And…I think that’s my basic structure at the moment.

This is not perfect, and may not be entirely best practice, but the reason it benefits me is that if I suspect a bug is being introduced because one of my routes is a bit wonky, I can look in a 50 line file dedicated to routes, not an 800 line file that handles routes, views, database connections, database queries and anything else!

If you want to see all of that together, you can see one of mine here: Voting App


#3

Modularise as much as you can. Once you start with the larger back end projects, having separate independent modules handling your responses, views, database etc helps a lot. This way, if something breaks, you can remove or fix it easily and your code won’t be coupled tightly.

I have a similar structure to @JacksonBates 's,

  • I separate all my route handling into a express.Router and keep them in a folder called routes.
  • My passport.js configuration is in /config.
  • Then I have a folder for static assets, which is split into dev and dist. The first one has SCSS and Babel files which compile to dist, and are uglified.
  • Then there’s a folder for views, which has pug files
  • Finally a folder called mongo, which has Mongoose schema for my database

I use gulp to automatically compile static files then refresh the browser on save, and to restart the server when server logic files are changed, and then automatically refresh the browser.

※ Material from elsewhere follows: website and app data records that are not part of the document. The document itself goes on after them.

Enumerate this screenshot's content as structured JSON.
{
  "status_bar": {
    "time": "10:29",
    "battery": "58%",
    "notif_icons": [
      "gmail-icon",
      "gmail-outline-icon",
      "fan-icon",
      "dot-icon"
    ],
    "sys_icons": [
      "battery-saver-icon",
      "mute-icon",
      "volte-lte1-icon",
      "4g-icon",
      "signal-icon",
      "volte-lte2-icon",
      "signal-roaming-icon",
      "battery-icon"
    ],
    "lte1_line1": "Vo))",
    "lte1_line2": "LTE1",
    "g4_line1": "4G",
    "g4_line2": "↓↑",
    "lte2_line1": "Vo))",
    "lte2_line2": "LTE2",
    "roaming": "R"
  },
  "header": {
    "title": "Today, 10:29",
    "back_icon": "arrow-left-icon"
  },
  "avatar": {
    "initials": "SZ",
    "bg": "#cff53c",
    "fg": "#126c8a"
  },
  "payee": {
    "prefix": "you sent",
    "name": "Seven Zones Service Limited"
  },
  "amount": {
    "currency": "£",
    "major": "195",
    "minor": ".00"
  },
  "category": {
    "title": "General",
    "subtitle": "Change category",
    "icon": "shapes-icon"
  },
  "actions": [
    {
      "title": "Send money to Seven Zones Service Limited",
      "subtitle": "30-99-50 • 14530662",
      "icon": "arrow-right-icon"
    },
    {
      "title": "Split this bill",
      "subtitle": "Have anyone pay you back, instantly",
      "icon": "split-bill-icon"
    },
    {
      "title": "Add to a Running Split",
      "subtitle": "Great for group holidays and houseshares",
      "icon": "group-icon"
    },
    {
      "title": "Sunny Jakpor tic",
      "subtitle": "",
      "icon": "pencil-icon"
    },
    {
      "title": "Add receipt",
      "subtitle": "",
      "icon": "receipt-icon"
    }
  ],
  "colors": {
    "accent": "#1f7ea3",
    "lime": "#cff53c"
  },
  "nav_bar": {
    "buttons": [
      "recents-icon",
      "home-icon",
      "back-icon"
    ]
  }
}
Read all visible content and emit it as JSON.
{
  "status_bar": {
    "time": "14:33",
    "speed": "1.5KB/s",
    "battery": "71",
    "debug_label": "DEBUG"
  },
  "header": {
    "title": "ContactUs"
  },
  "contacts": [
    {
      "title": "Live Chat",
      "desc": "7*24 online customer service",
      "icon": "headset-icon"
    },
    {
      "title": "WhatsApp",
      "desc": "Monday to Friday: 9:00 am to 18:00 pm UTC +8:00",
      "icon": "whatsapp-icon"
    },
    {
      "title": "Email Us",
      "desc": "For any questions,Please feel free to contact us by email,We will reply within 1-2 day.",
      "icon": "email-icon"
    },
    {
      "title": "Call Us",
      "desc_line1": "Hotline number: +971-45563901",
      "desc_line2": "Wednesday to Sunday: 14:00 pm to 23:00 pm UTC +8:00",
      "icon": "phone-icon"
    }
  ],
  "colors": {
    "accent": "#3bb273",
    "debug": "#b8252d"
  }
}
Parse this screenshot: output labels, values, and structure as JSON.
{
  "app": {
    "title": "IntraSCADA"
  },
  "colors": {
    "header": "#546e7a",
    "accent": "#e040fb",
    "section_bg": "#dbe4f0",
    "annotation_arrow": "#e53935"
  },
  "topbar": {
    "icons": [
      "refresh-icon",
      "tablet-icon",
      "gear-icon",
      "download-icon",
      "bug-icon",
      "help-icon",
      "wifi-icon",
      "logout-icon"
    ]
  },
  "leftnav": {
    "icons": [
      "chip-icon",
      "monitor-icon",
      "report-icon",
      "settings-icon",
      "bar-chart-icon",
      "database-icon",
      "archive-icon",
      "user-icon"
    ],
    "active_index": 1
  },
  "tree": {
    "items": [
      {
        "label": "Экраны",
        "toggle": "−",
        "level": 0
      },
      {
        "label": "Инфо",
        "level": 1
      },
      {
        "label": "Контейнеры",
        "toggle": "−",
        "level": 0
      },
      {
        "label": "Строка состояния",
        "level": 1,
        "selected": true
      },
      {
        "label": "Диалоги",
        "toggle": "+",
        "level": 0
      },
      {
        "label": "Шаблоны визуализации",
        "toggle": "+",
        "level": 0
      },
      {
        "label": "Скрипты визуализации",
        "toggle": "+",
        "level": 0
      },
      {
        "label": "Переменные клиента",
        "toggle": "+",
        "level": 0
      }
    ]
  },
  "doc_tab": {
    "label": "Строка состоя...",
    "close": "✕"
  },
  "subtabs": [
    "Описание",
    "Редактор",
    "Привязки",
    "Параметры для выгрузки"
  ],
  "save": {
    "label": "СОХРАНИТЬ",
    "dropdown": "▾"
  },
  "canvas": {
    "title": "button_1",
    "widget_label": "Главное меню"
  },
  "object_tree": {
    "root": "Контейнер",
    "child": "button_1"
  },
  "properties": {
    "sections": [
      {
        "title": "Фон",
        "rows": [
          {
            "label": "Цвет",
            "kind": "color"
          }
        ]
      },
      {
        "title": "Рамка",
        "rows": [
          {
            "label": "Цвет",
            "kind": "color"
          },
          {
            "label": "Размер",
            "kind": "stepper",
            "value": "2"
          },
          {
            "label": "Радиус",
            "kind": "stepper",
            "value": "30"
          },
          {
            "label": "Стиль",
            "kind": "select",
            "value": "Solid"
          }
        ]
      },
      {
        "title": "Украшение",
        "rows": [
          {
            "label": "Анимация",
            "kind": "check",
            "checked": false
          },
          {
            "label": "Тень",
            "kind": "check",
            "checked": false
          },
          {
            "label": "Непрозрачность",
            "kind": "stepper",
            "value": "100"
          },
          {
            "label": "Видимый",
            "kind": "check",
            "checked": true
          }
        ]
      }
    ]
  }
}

I’d definitely recommend to get used to gulp, because it’s so much faster to work with it. If you know webpack though, there’s no need to use it.

Disclaimer: I’m not a pro, and this is just what I used for my first and only (so far) dynamic back end app: here’s the repo if you’re interested.


#4

Thanks for the explanations @JacksonBates and @imtoobose. I’m starting my first web app project and am like a deer in headlights right now trying to figure out where to start.

I’ve done some reading and am going to try to set up an MVC model, which sounds like it’s similar to what you guys put together.

Moving from the API projects to the Web App projects seems like a huge leap…


#5

Thanks @JacksonBates and @imtoobose for taking time to answer :slight_smile:

As @jer244 said, I will try to improve my MVC model using your suggestions and ideas :thumbsup:


#6

I’ve done some additional reading on MVC trying to wrap my brain around it… I get it in theory, but have been having some trouble implementing it…

I came across this answer to a Quora that really helped. Tasos Soukoulis put it pretty simply by basically saying that your server should create an API that your front end should consume, and to communicate between the two using JSON.

Maybe it’s because I’m just coming off the API projects, but thinking about it this way really made sense to me. I don’t know if it helps you, but I thought it was a great way to think about it.

I also came across a great blog post that covers some security issues that are possible when you use body-parser. It’s a pretty short read, and I thought well worth the time.

Hope this helps.